> [Required action]: Copy the data below. Keep every line exactly as it is.

Data records:
* * * * * * * * *
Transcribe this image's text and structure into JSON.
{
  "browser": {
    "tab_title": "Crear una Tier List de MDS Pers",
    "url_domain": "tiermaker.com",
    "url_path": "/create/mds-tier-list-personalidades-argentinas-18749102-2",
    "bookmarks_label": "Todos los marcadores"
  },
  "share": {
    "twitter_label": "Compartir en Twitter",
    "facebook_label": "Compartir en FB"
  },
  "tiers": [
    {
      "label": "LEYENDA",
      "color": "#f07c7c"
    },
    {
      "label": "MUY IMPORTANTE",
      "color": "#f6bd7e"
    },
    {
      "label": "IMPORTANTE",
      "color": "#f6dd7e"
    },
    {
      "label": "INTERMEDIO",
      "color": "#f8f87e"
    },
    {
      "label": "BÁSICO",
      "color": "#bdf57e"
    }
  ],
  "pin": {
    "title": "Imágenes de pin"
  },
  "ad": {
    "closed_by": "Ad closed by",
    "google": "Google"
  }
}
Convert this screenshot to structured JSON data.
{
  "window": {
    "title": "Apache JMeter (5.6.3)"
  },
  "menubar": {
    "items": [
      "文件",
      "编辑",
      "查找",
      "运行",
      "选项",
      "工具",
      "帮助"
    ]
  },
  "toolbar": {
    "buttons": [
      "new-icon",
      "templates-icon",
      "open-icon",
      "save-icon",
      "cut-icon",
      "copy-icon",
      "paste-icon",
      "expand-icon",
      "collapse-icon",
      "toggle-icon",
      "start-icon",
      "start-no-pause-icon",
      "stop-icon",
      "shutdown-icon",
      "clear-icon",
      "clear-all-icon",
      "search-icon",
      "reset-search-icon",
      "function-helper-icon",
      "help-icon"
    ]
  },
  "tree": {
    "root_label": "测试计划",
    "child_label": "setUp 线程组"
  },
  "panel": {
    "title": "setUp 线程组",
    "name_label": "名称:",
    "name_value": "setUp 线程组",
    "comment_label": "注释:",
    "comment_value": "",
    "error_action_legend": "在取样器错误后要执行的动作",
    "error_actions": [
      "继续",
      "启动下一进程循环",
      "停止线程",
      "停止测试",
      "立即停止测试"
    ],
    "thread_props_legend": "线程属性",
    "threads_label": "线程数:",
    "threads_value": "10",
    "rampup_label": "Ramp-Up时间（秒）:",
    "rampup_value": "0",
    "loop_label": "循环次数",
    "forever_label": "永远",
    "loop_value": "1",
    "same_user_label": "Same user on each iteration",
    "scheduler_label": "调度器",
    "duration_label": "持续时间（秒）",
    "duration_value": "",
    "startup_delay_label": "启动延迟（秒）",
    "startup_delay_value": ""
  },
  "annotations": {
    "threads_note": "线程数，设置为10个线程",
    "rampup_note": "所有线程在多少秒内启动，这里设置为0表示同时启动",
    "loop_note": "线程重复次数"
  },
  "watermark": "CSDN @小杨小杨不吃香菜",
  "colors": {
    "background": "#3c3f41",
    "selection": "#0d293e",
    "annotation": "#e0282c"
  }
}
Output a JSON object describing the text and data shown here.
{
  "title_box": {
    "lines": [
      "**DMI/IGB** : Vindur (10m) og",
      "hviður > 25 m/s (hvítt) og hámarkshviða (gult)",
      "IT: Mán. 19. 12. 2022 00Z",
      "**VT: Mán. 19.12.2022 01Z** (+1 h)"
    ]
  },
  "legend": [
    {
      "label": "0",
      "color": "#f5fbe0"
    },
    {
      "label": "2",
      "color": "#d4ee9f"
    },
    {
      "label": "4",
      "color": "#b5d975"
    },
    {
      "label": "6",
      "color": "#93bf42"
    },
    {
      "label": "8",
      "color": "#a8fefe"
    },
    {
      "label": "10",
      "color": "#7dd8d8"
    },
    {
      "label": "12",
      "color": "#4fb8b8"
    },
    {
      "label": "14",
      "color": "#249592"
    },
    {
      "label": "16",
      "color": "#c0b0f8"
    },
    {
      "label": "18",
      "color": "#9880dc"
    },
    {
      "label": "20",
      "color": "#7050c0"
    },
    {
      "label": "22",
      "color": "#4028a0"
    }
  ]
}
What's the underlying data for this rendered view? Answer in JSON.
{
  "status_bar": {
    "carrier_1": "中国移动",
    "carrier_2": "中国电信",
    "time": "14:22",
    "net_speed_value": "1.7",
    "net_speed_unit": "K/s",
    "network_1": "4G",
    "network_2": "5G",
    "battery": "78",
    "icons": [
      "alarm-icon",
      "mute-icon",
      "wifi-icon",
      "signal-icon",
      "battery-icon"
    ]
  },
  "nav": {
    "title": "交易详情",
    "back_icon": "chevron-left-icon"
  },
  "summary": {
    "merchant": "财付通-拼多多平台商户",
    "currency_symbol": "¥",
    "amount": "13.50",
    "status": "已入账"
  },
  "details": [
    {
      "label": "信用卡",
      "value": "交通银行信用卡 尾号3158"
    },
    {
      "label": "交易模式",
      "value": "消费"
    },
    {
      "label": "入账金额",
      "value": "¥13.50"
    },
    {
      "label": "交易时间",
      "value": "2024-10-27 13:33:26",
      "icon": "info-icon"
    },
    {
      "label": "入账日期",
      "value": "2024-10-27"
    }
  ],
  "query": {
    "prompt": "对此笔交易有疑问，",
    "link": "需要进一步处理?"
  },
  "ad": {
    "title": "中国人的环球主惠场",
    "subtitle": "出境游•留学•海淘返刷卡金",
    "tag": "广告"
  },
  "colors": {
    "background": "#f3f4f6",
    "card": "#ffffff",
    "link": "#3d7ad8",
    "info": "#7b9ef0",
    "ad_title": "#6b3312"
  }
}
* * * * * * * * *
> [Result of the exercise]:
Transcribe this image's text and structure into JSON.
{
  "browser": {
    "tab_title": "Crear una Tier List de MDS Pers",
    "url_domain": "tiermaker.com",
    "url_path": "/create/mds-tier-list-personalidades-argentinas-18749102-2",
    "bookmarks_label": "Todos los marcadores"
  },
  "share": {
    "twitter_label": "Compartir en Twitter",
    "facebook_label": "Compartir en FB"
  },
  "tiers": [
    {
      "label": "LEYENDA",
      "color": "#f07c7c"
    },
    {
      "label": "MUY IMPORTANTE",
      "color": "#f6bd7e"
    },
    {
      "label": "IMPORTANTE",
      "color": "#f6dd7e"
    },
    {
      "label": "INTERMEDIO",
      "color": "#f8f87e"
    },
    {
      "label": "BÁSICO",
      "color": "#bdf57e"
    }
  ],
  "pin": {
    "title": "Imágenes de pin"
  },
  "ad": {
    "closed_by": "Ad closed by",
    "google": "Google"
  }
}
Convert this screenshot to structured JSON data.
{
  "window": {
    "title": "Apache JMeter (5.6.3)"
  },
  "menubar": {
    "items": [
      "文件",
      "编辑",
      "查找",
      "运行",
      "选项",
      "工具",
      "帮助"
    ]
  },
  "toolbar": {
    "buttons": [
      "new-icon",
      "templates-icon",
      "open-icon",
      "save-icon",
      "cut-icon",
      "copy-icon",
      "paste-icon",
      "expand-icon",
      "collapse-icon",
      "toggle-icon",
      "start-icon",
      "start-no-pause-icon",
      "stop-icon",
      "shutdown-icon",
      "clear-icon",
      "clear-all-icon",
      "search-icon",
      "reset-search-icon",
      "function-helper-icon",
      "help-icon"
    ]
  },
  "tree": {
    "root_label": "测试计划",
    "child_label": "setUp 线程组"
  },
  "panel": {
    "title": "setUp 线程组",
    "name_label": "名称:",
    "name_value": "setUp 线程组",
    "comment_label": "注释:",
    "comment_value": "",
    "error_action_legend": "在取样器错误后要执行的动作",
    "error_actions": [
      "继续",
      "启动下一进程循环",
      "停止线程",
      "停止测试",
      "立即停止测试"
    ],
    "thread_props_legend": "线程属性",
    "threads_label": "线程数:",
    "threads_value": "10",
    "rampup_label": "Ramp-Up时间（秒）:",
    "rampup_value": "0",
    "loop_label": "循环次数",
    "forever_label": "永远",
    "loop_value": "1",
    "same_user_label": "Same user on each iteration",
    "scheduler_label": "调度器",
    "duration_label": "持续时间（秒）",
    "duration_value": "",
    "startup_delay_label": "启动延迟（秒）",
    "startup_delay_value": ""
  },
  "annotations": {
    "threads_note": "线程数，设置为10个线程",
    "rampup_note": "所有线程在多少秒内启动，这里设置为0表示同时启动",
    "loop_note": "线程重复次数"
  },
  "watermark": "CSDN @小杨小杨不吃香菜",
  "colors": {
    "background": "#3c3f41",
    "selection": "#0d293e",
    "annotation": "#e0282c"
  }
}
Output a JSON object describing the text and data shown here.
{
  "title_box": {
    "lines": [
      "**DMI/IGB** : Vindur (10m) og",
      "hviður > 25 m/s (hvítt) og hámarkshviða (gult)",
      "IT: Mán. 19. 12. 2022 00Z",
      "**VT: Mán. 19.12.2022 01Z** (+1 h)"
    ]
  },
  "legend": [
    {
      "label": "0",
      "color": "#f5fbe0"
    },
    {
      "label": "2",
      "color": "#d4ee9f"
    },
    {
      "label": "4",
      "color": "#b5d975"
    },
    {
      "label": "6",
      "color": "#93bf42"
    },
    {
      "label": "8",
      "color": "#a8fefe"
    },
    {
      "label": "10",
      "color": "#7dd8d8"
    },
    {
      "label": "12",
      "color": "#4fb8b8"
    },
    {
      "label": "14",
      "color": "#249592"
    },
    {
      "label": "16",
      "color": "#c0b0f8"
    },
    {
      "label": "18",
      "color": "#9880dc"
    },
    {
      "label": "20",
      "color": "#7050c0"
    },
    {
      "label": "22",
      "color": "#4028a0"
    }
  ]
}
What's the underlying data for this rendered view? Answer in JSON.
{
  "status_bar": {
    "carrier_1": "中国移动",
    "carrier_2": "中国电信",
    "time": "14:22",
    "net_speed_value": "1.7",
    "net_speed_unit": "K/s",
    "network_1": "4G",
    "network_2": "5G",
    "battery": "78",
    "icons": [
      "alarm-icon",
      "mute-icon",
      "wifi-icon",
      "signal-icon",
      "battery-icon"
    ]
  },
  "nav": {
    "title": "交易详情",
    "back_icon": "chevron-left-icon"
  },
  "summary": {
    "merchant": "财付通-拼多多平台商户",
    "currency_symbol": "¥",
    "amount": "13.50",
    "status": "已入账"
  },
  "details": [
    {
      "label": "信用卡",
      "value": "交通银行信用卡 尾号3158"
    },
    {
      "label": "交易模式",
      "value": "消费"
    },
    {
      "label": "入账金额",
      "value": "¥13.50"
    },
    {
      "label": "交易时间",
      "value": "2024-10-27 13:33:26",
      "icon": "info-icon"
    },
    {
      "label": "入账日期",
      "value": "2024-10-27"
    }
  ],
  "query": {
    "prompt": "对此笔交易有疑问，",
    "link": "需要进一步处理?"
  },
  "ad": {
    "title": "中国人的环球主惠场",
    "subtitle": "出境游•留学•海淘返刷卡金",
    "tag": "广告"
  },
  "colors": {
    "background": "#f3f4f6",
    "card": "#ffffff",
    "link": "#3d7ad8",
    "info": "#7b9ef0",
    "ad_title": "#6b3312"
  }
}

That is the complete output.